Remember the original Rocky Mountain SuziQ? No not the Creedence song, the super exclusive, elevated chainstay hardtail that Rocky Mountain produced in the mid ’90s. While this new SuziQ isn’t as much of a unicorn with its rarity, if the ride lives up to the hype it may be a unicorn in its own very special way.
Aggressive mountain bikers who demand responsive, precise and manoeuvrable machines have struggled to understand fat bikes and their unique characteristics. The idea behind the SuziQ is that fat bikes don’t have to be slow, boring and feel like there’s 4lbs of water in the wheels.
Rocky Mountain calls it fat XC, and they aim to accomplish these feats with lightweight frames featuring dialled geometry (meaning Rocky’s classic low standover, short rear-end and long front-end), a narrow Q-factor, and a bit narrower and taller fat bike tire, clocking in at 27.5 x 3.8in.
Hey, at least it’s a Minion Russell Eich / Immediate Media
Rocky Mountain SuziQ spec overview
Wheel size: 27.5in
Intended use: XC Fat Bike
Tires: Maxxis Minion FBF 27.5 x 3.8in
Miles of clearance between the rigid fork blades Russell Eich / Immediate Media
A welcome change but not the first
Any bike that is built to erase boring and slow in any context is welcomed by most cyclists. Trek’s Farley bikes have already laid tracks in the fat-bikes-can-be-fast segment, even offering a full suspension version, the Farley EX.
The promise is not of increased flotation or the ability to lumber over everything in your path, but rather to introduce some fun, speed, and agility back into fat bike riding and racing. To drive home how different the SuziQ’s ride is, Rocky Mountain’s US sales rep Joe Anderson jokingly says: “It’s a big-wheeled bike that doesn’t ride like a stupid fat bike.”
A fat bike built for mountain bikers Russell Eich / Immediate Media
A tiny first ride

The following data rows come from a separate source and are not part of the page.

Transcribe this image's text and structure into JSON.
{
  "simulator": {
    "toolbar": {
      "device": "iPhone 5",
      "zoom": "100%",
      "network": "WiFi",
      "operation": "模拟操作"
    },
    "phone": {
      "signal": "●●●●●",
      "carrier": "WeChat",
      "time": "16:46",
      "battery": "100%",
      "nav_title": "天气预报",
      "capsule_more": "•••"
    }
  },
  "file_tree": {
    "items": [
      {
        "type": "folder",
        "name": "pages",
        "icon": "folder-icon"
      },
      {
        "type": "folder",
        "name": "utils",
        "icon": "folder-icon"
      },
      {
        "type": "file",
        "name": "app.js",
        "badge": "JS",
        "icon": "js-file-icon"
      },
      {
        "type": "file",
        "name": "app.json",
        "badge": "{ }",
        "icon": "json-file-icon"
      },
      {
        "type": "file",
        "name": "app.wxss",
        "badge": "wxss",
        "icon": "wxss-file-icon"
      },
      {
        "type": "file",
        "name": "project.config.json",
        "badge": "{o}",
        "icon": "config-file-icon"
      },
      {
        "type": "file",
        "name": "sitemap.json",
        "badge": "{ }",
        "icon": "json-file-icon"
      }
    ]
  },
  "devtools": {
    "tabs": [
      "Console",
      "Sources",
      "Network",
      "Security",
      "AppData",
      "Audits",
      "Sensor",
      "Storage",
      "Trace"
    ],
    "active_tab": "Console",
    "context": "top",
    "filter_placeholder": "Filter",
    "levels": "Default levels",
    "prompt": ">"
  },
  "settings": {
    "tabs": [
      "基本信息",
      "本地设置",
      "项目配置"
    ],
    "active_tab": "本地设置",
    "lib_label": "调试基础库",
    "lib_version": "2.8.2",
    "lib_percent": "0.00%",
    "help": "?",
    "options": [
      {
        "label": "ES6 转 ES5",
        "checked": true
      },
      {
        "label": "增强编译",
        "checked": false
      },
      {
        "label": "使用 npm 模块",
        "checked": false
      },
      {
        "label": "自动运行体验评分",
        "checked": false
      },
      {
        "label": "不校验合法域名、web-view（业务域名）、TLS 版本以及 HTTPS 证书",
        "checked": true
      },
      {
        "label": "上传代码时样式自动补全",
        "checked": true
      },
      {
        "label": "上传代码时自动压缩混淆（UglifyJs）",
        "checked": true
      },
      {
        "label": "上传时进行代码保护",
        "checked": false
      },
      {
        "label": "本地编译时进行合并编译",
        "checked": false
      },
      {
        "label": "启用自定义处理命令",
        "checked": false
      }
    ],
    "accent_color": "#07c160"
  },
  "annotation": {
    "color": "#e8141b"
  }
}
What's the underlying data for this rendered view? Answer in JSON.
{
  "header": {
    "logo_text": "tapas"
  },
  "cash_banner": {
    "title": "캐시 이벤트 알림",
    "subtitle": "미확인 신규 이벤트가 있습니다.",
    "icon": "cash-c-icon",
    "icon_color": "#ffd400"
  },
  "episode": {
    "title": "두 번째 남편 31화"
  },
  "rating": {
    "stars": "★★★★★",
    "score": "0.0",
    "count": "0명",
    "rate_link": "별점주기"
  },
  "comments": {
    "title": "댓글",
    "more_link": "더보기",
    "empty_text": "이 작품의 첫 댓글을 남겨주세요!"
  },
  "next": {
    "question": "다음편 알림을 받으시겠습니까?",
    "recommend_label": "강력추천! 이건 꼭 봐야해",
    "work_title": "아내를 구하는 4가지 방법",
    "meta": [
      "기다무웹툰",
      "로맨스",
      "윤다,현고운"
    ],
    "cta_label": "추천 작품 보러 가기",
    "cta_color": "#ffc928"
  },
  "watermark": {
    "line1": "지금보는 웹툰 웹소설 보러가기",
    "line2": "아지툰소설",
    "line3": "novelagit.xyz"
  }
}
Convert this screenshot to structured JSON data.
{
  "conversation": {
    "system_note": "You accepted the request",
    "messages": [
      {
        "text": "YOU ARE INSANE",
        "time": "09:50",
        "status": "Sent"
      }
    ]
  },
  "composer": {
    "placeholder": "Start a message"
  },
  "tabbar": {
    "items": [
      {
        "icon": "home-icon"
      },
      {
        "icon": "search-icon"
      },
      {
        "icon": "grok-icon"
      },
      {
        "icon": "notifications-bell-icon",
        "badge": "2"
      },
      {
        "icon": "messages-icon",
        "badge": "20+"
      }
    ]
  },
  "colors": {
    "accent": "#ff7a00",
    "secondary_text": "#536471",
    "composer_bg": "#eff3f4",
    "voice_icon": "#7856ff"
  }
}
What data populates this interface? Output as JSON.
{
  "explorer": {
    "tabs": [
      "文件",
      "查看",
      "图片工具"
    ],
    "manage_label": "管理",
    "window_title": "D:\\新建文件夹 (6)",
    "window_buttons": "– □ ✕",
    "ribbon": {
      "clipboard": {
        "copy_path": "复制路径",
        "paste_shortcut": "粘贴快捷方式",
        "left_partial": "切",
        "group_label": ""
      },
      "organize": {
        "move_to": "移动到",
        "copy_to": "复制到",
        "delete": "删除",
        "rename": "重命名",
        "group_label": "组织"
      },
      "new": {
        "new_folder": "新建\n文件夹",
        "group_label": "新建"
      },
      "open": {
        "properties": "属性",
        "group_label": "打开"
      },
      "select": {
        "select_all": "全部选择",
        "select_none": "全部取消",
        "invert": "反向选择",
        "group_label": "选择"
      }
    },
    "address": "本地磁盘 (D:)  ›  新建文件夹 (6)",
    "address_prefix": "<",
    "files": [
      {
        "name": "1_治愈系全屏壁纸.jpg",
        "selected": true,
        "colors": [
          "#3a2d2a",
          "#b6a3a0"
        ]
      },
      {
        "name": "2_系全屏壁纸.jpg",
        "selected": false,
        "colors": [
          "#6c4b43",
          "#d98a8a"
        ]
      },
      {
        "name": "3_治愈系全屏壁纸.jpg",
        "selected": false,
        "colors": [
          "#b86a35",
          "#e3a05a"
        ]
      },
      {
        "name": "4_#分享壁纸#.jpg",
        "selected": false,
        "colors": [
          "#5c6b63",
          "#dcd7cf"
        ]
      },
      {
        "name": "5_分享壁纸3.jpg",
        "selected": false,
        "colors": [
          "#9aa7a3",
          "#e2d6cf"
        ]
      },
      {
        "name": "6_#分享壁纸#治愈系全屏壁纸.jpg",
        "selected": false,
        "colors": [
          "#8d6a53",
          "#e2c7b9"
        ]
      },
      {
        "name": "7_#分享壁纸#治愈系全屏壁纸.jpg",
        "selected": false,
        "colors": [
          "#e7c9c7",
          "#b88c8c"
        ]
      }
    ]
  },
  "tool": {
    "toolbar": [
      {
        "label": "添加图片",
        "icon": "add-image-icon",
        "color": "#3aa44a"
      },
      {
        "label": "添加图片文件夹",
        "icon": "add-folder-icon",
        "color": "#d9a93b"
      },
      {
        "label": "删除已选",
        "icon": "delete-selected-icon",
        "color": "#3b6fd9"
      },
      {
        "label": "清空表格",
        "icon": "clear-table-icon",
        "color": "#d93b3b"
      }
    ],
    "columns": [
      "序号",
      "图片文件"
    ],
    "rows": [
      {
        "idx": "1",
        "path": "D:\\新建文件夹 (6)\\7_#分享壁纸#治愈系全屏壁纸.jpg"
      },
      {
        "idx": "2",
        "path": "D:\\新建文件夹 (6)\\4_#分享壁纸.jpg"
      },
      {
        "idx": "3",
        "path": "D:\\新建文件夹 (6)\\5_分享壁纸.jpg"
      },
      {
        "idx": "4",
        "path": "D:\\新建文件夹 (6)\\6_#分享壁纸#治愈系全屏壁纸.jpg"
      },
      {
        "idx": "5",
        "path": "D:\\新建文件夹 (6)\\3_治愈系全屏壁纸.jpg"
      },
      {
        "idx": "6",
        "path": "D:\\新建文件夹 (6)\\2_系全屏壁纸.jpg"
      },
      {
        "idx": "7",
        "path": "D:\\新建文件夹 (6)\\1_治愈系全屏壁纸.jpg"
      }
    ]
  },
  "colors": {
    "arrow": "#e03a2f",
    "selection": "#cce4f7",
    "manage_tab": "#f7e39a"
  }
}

I did get to take an extremely brief spin on the highest end alloy SuziQ 50 and within a few pedal strokes, a couple of cutties and lofting it up into a wheelie, it was easy to grasp that yes, indeed, this thing doesn’t plod around like a normal fat bike.
Sure the big footprint is still there, and therefore loads of traction should be on tap, but the wonky handling and out-of-control bouncing often introduced by massive 4.0in and larger rubber seemed to absent. A longer test session is definitely needed to explore the advantages and disadvantages of this potential unicorn.
Rocky Mountain SuziQ pricing and availability
SuziQ 90 RSL carbon: US$4,299, UK and Australian pricing not available
SuziQ 70 RSL carbon: US$3,299, UK and Australian pricing not available
SuziQ 50 alloy: US$2,599, UK and Australian pricing not available
SuziQ 30 alloy: US$1,899, UK and Australian pricing not available